§ RECORDS TO PROCESS:
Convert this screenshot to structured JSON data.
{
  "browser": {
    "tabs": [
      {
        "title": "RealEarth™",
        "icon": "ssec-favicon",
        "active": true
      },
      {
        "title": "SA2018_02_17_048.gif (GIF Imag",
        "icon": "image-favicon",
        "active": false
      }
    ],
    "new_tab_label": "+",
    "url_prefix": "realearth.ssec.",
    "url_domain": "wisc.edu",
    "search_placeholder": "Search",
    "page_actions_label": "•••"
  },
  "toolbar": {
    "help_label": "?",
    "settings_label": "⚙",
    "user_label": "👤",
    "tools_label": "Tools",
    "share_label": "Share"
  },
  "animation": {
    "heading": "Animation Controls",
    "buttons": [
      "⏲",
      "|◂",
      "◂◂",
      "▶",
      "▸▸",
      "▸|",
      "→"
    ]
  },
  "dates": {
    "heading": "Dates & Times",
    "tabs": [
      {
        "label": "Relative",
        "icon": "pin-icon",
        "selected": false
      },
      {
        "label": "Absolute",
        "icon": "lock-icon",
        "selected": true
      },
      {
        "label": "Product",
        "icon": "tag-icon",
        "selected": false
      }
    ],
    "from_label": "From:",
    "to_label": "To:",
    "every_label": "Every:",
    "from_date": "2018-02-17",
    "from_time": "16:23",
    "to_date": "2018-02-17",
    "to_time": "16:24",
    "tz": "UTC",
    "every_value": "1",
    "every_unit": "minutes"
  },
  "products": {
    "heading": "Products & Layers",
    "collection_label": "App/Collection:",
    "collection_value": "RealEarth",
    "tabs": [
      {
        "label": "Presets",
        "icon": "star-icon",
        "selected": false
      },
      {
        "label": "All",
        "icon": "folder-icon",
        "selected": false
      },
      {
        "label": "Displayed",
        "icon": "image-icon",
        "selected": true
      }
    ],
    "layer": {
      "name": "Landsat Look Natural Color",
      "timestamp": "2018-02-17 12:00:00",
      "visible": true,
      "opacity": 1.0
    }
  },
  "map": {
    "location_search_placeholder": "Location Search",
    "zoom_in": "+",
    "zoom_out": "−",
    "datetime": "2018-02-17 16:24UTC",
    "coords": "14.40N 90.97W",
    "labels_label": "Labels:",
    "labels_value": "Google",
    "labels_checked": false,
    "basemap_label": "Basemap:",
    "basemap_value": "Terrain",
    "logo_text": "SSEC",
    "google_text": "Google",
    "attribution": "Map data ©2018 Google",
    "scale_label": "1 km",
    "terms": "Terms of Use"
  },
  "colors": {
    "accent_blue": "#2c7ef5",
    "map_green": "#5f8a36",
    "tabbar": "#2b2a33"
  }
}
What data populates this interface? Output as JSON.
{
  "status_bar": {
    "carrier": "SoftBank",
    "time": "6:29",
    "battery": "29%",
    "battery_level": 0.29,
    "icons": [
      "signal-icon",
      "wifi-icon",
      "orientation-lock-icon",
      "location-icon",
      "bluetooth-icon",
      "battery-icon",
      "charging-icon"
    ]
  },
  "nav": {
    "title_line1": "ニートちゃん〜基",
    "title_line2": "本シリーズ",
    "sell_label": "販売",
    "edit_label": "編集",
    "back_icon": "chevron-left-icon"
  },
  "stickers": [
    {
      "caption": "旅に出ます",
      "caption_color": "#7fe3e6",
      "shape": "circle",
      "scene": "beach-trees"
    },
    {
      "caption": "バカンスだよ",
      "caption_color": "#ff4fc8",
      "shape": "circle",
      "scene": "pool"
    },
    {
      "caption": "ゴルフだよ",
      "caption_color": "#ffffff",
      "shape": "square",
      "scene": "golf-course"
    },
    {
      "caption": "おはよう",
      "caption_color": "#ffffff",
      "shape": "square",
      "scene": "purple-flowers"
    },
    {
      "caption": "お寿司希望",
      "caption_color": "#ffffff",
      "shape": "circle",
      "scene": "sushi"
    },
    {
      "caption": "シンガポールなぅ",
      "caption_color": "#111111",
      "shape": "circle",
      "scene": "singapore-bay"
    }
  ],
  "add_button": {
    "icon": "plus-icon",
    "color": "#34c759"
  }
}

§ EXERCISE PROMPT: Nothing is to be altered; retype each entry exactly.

§ EXERCISE RESPONSE:
Convert this screenshot to structured JSON data.
{
  "browser": {
    "tabs": [
      {
        "title": "RealEarth™",
        "icon": "ssec-favicon",
        "active": true
      },
      {
        "title": "SA2018_02_17_048.gif (GIF Imag",
        "icon": "image-favicon",
        "active": false
      }
    ],
    "new_tab_label": "+",
    "url_prefix": "realearth.ssec.",
    "url_domain": "wisc.edu",
    "search_placeholder": "Search",
    "page_actions_label": "•••"
  },
  "toolbar": {
    "help_label": "?",
    "settings_label": "⚙",
    "user_label": "👤",
    "tools_label": "Tools",
    "share_label": "Share"
  },
  "animation": {
    "heading": "Animation Controls",
    "buttons": [
      "⏲",
      "|◂",
      "◂◂",
      "▶",
      "▸▸",
      "▸|",
      "→"
    ]
  },
  "dates": {
    "heading": "Dates & Times",
    "tabs": [
      {
        "label": "Relative",
        "icon": "pin-icon",
        "selected": false
      },
      {
        "label": "Absolute",
        "icon": "lock-icon",
        "selected": true
      },
      {
        "label": "Product",
        "icon": "tag-icon",
        "selected": false
      }
    ],
    "from_label": "From:",
    "to_label": "To:",
    "every_label": "Every:",
    "from_date": "2018-02-17",
    "from_time": "16:23",
    "to_date": "2018-02-17",
    "to_time": "16:24",
    "tz": "UTC",
    "every_value": "1",
    "every_unit": "minutes"
  },
  "products": {
    "heading": "Products & Layers",
    "collection_label": "App/Collection:",
    "collection_value": "RealEarth",
    "tabs": [
      {
        "label": "Presets",
        "icon": "star-icon",
        "selected": false
      },
      {
        "label": "All",
        "icon": "folder-icon",
        "selected": false
      },
      {
        "label": "Displayed",
        "icon": "image-icon",
        "selected": true
      }
    ],
    "layer": {
      "name": "Landsat Look Natural Color",
      "timestamp": "2018-02-17 12:00:00",
      "visible": true,
      "opacity": 1.0
    }
  },
  "map": {
    "location_search_placeholder": "Location Search",
    "zoom_in": "+",
    "zoom_out": "−",
    "datetime": "2018-02-17 16:24UTC",
    "coords": "14.40N 90.97W",
    "labels_label": "Labels:",
    "labels_value": "Google",
    "labels_checked": false,
    "basemap_label": "Basemap:",
    "basemap_value": "Terrain",
    "logo_text": "SSEC",
    "google_text": "Google",
    "attribution": "Map data ©2018 Google",
    "scale_label": "1 km",
    "terms": "Terms of Use"
  },
  "colors": {
    "accent_blue": "#2c7ef5",
    "map_green": "#5f8a36",
    "tabbar": "#2b2a33"
  }
}
What data populates this interface? Output as JSON.
{
  "status_bar": {
    "carrier": "SoftBank",
    "time": "6:29",
    "battery": "29%",
    "battery_level": 0.29,
    "icons": [
      "signal-icon",
      "wifi-icon",
      "orientation-lock-icon",
      "location-icon",
      "bluetooth-icon",
      "battery-icon",
      "charging-icon"
    ]
  },
  "nav": {
    "title_line1": "ニートちゃん〜基",
    "title_line2": "本シリーズ",
    "sell_label": "販売",
    "edit_label": "編集",
    "back_icon": "chevron-left-icon"
  },
  "stickers": [
    {
      "caption": "旅に出ます",
      "caption_color": "#7fe3e6",
      "shape": "circle",
      "scene": "beach-trees"
    },
    {
      "caption": "バカンスだよ",
      "caption_color": "#ff4fc8",
      "shape": "circle",
      "scene": "pool"
    },
    {
      "caption": "ゴルフだよ",
      "caption_color": "#ffffff",
      "shape": "square",
      "scene": "golf-course"
    },
    {
      "caption": "おはよう",
      "caption_color": "#ffffff",
      "shape": "square",
      "scene": "purple-flowers"
    },
    {
      "caption": "お寿司希望",
      "caption_color": "#ffffff",
      "shape": "circle",
      "scene": "sushi"
    },
    {
      "caption": "シンガポールなぅ",
      "caption_color": "#111111",
      "shape": "circle",
      "scene": "singapore-bay"
    }
  ],
  "add_button": {
    "icon": "plus-icon",
    "color": "#34c759"
  }
}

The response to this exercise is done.